Credit: Morsa Images/Getty Images Plus

A top clinician with the nation’s largest nursing home association fought back this week  against a highly critical report focusing on providers’ response to the deadly winter 2020 COVID-19 surge and the role ownership played. 

“To then grade nursing homes on deaths during this window of time is disrespectful to the caregivers who put their lives on the line to protect residents, who are like family to them,” wrote David Gifford, M.D., geriatrician and chief medical officer of the American Health Care Association/National Center for Assisted Living. 

Gifford’s comments came in an op-ed published Wednesday by USA Today in response to the newspaper’s series, “Dying for Care,” an analysis of the eldercare business. The investigation highlighted a five-month surge from October 2020 through February 2021, when about 71,000 nursing home residents died from COVID-19.  

At that time, providers were still pleading with national and local leaders for public health resources including testing and personal protective equipment, without much help, Gifford argued. In comparison, facilities now have “clearer federal guidance” on testing and isolation protocols and the additional protections of vaccines and treatments that didn’t exist before. 

He also noted that studies have consistently found nursing home outbreaks are primarily linked to the virus’ spread in the surrounding community. 

“The truth is that COVID-19 viciously targets our nation’s most vulnerable – the elderly and those with underlying medical conditions – precisely the individuals who reside in America’s nursing homes,” he wrote. 

Gifford argued that providers have been committed to learning from the pandemic. 

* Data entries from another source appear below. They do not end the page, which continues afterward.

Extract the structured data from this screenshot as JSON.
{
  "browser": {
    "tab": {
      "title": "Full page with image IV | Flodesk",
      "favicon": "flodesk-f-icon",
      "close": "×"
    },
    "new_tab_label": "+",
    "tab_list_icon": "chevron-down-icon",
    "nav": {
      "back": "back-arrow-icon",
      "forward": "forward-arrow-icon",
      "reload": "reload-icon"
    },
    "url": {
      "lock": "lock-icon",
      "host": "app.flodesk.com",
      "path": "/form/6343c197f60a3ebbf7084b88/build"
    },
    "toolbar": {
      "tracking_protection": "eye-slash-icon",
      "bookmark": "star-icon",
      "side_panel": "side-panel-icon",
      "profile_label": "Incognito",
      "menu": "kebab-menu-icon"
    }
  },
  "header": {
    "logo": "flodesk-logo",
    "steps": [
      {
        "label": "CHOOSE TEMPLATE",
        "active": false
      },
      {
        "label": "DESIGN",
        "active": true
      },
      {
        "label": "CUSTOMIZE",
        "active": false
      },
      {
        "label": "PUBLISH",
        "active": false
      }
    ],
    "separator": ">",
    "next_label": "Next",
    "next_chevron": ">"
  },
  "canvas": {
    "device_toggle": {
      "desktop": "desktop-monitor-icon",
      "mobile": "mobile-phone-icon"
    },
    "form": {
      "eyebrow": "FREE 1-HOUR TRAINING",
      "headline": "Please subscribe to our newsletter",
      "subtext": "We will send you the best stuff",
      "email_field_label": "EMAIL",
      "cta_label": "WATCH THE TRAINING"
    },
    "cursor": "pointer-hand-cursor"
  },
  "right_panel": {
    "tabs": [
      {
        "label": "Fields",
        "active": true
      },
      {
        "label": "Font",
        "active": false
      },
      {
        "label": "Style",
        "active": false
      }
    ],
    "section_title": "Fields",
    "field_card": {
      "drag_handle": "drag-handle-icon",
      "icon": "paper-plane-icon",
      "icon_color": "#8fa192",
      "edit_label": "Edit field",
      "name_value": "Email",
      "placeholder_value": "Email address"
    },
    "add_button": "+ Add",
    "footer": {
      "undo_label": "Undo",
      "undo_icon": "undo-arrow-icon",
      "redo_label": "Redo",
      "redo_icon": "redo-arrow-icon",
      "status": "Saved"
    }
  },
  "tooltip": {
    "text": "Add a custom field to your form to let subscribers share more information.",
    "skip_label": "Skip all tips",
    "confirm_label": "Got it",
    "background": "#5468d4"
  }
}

Suggesting that frontline workers didn’t do enough to prevent the deaths, he wrote, “fails to recognize the nature of this virus as well as how public health officials neglected to direct resources to where the most vulnerable people were living. It’s time we stop placing blame on nursing homes for a once-in-a-century global pandemic.”